The most advanced thought in our nation has reached the conclusion that we can best avoid blind voting and best obtain the discrimination of the electorate by a short ballot. A very well known editor in our State, during a recent lecture at Stanford University, challenged the faculty of that great institution to produce a single man who had cast an intelligent vote for the office of State Treasurer, and none was produced. Fortunately our State Treasurer is the highest type of citizen and official. The reason the challenge could not be met was that, in the hurry of our existence and in the engrossing importance of the contests for one or two offices, we can not or do not inform ourselves sufficiently regarding the candidates for minor offices... If we can remedy this condition it is our duty to do so, and it is plain that the remedy is by limiting the elective list of offices to those that are naturally conspicuous.
The creation of the Federal Reserve in 1913 significantly restricted the power of the State Treasurer to influence local economic development, essentially centralizing National Monetary policy. During the First World War, this was deployed toward War Mobilization. Still, State Bond issuance for major infrastructure projects characterized the office into the 1960s, including bonds for the State Parks System in the 20's, to build facilities for the 1932 Olympic Games, for the Postwar expansion of the University of California and State University Systems, for the State Water Project of 1960, and for the massive expansion of the State Prison System in the 1980s. As California's population and economy expanded, the Local Agency Investment Fund became a significant market player, and the Office developed the capacity to bail out troubled corporations by buying up their bond issuances.
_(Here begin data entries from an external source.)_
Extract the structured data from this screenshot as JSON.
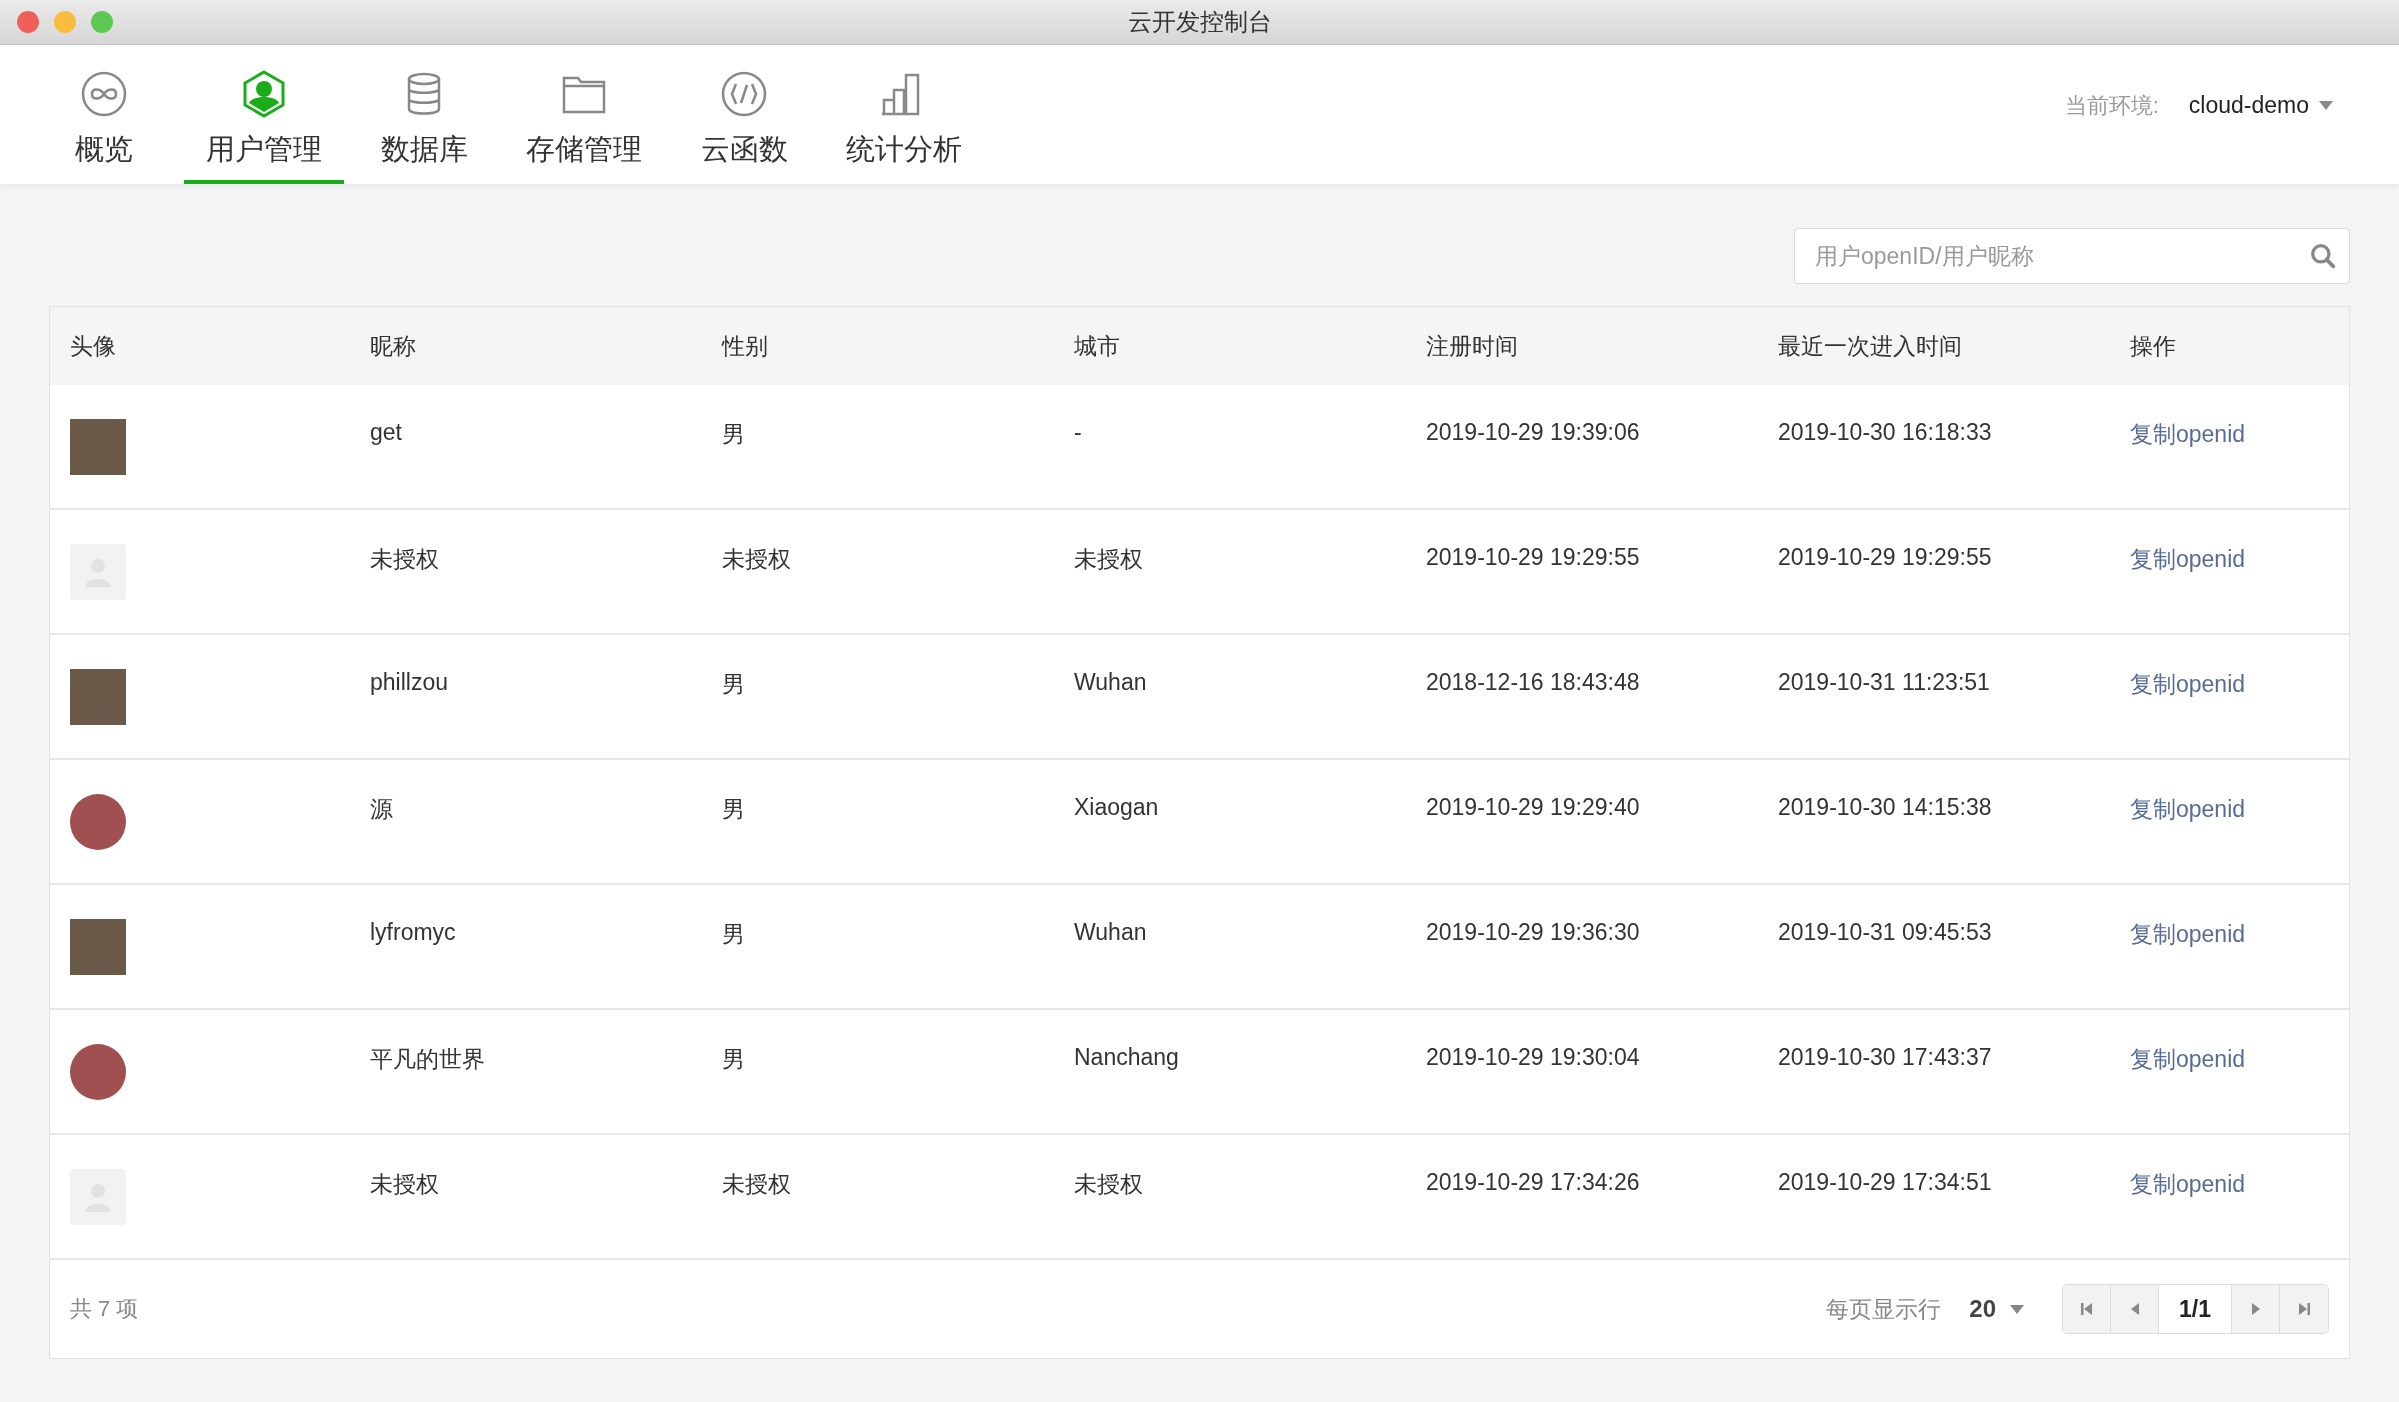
{
  "window": {
    "title": "云开发控制台"
  },
  "tabs": [
    {
      "label": "概览",
      "kind": "overview",
      "selected": false
    },
    {
      "label": "用户管理",
      "kind": "users",
      "selected": true
    },
    {
      "label": "数据库",
      "kind": "database",
      "selected": false
    },
    {
      "label": "存储管理",
      "kind": "storage",
      "selected": false
    },
    {
      "label": "云函数",
      "kind": "functions",
      "selected": false
    },
    {
      "label": "统计分析",
      "kind": "stats",
      "selected": false
    }
  ],
  "environment": {
    "label": "当前环境:",
    "value": "cloud-demo"
  },
  "search": {
    "placeholder": "用户openID/用户昵称"
  },
  "table": {
    "columns": [
      "头像",
      "昵称",
      "性别",
      "城市",
      "注册时间",
      "最近一次进入时间",
      "操作"
    ],
    "rows": [
      {
        "kind": "photo",
        "nickname": "get",
        "gender": "男",
        "city": "-",
        "registered": "2019-10-29 19:39:06",
        "last_visit": "2019-10-30 16:18:33",
        "action": "复制openid"
      },
      {
        "kind": "placeholder",
        "nickname": "未授权",
        "gender": "未授权",
        "city": "未授权",
        "registered": "2019-10-29 19:29:55",
        "last_visit": "2019-10-29 19:29:55",
        "action": "复制openid"
      },
      {
        "kind": "photo",
        "nickname": "phillzou",
        "gender": "男",
        "city": "Wuhan",
        "registered": "2018-12-16 18:43:48",
        "last_visit": "2019-10-31 11:23:51",
        "action": "复制openid"
      },
      {
        "kind": "roundphoto",
        "nickname": "源",
        "gender": "男",
        "city": "Xiaogan",
        "registered": "2019-10-29 19:29:40",
        "last_visit": "2019-10-30 14:15:38",
        "action": "复制openid"
      },
      {
        "kind": "photo",
        "nickname": "lyfromyc",
        "gender": "男",
        "city": "Wuhan",
        "registered": "2019-10-29 19:36:30",
        "last_visit": "2019-10-31 09:45:53",
        "action": "复制openid"
      },
      {
        "kind": "roundphoto",
        "nickname": "平凡的世界",
        "gender": "男",
        "city": "Nanchang",
        "registered": "2019-10-29 19:30:04",
        "last_visit": "2019-10-30 17:43:37",
        "action": "复制openid"
      },
      {
        "kind": "placeholder",
        "nickname": "未授权",
        "gender": "未授权",
        "city": "未授权",
        "registered": "2019-10-29 17:34:26",
        "last_visit": "2019-10-29 17:34:51",
        "action": "复制openid"
      }
    ]
  },
  "footer": {
    "total": "共 7 项",
    "page_size_label": "每页显示行",
    "page_size": "20",
    "page": "1/1"
  }
}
Ivy Baker Priest stands out as the first woman to be elected to any California statewide office from 1967 to 1975, having already served as Eisenhower's Treasurer of the United States in the 1950s. She was famous for aphorisms, including "We women don't care too much about getting our pictures on money as long as we can get our hands on it." With the election of Kathleen Brown in 1990 as a Democrat, the Democratic-lead legislature significantly expanded the scope and duties of the office; however, the Orange County Bankruptcy also lead the legislature to significantly curtail the permissible investment policies of Treasurer-administered pooled local investments. Although the Treasurer has nominal advisory authority over local debt issuance, the Treasurer was powerless to prevent local government entities such as Stockton or San Bernardino from falling into insolvency.
|Selden A. McMeans||1854-1856||Democratic|
|James L. English||1857-1858||American|
|Delos R. Ashley||1862-1863||Republican|
|Antonio F. Coronel||1867-1871||Democratic|
|José G. Estudillo||1875-1880||Democratic|
|William A. January||1883-1884||Democratic|
|Denis J. Oullahan||1884-1887||Democratic|
|J. R. McDonald||1891-1895||Republican|
|Will S. Green||1898-1899||Democratic|
|William R. Williams||1907-1911||Republican|
|Edward D. Roberts||1911-1915||Republican|
|Friend William Richardson||1915-1923||Progressive; Republican|
|Charles G. Johnson||1923-1956||Republican|
|A. Ronald Button||1956-1959||Republican|
|Bert A. Betts||1959-1967||Democratic|
|Ivy Baker Priest||1967-1975||Republican|
|Jesse M. Unruh||1975-1987||Democratic|
|Thomas W. Hayes||1989-1991||Republican|